* [Problem] Across the entries below, how many lines contain the word "JSON"? Give the number alone.
*** Opening of Data provided ***
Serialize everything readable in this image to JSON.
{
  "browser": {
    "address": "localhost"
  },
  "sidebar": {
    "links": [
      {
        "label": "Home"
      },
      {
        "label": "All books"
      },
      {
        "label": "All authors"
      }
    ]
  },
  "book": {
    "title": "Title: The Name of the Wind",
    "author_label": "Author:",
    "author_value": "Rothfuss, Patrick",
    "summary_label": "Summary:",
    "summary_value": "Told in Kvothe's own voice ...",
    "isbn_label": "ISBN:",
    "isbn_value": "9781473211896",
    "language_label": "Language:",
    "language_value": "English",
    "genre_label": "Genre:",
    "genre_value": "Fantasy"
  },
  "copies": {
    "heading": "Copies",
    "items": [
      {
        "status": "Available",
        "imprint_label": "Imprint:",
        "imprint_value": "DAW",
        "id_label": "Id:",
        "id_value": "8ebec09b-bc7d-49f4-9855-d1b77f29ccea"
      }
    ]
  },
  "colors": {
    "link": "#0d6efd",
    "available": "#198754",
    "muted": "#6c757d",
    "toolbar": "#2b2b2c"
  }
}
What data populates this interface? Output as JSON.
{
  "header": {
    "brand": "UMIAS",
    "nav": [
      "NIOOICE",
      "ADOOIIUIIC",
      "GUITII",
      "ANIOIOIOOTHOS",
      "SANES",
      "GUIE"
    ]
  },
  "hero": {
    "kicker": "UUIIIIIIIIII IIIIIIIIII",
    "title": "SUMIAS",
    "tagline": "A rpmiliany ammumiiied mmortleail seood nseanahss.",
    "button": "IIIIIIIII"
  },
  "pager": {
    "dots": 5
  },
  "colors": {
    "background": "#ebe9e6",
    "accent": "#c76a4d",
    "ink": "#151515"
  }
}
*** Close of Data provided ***
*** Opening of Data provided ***
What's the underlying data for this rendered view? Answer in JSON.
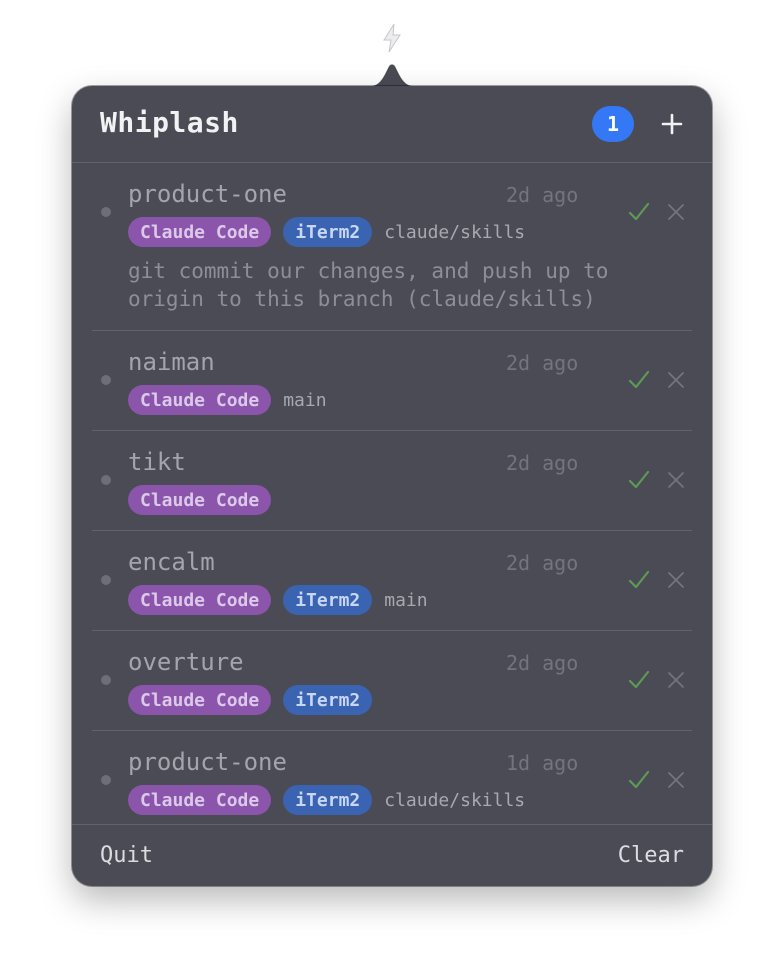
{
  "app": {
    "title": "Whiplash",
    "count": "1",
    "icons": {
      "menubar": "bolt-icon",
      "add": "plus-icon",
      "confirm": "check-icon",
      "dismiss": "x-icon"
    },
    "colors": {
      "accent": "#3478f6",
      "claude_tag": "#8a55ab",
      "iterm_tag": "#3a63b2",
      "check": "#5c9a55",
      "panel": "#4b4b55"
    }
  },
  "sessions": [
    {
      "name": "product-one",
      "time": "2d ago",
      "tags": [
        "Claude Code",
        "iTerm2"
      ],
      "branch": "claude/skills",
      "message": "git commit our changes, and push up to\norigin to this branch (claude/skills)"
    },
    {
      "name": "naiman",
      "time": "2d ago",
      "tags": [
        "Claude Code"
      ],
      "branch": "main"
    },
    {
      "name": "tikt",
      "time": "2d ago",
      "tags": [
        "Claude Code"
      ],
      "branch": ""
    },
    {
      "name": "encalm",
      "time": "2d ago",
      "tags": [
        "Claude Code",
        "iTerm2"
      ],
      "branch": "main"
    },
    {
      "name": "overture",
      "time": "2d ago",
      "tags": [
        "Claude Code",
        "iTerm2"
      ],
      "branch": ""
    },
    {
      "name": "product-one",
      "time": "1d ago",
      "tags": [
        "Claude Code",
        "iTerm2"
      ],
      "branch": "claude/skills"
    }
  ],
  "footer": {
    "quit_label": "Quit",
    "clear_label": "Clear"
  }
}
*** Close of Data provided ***
* [Written response] 3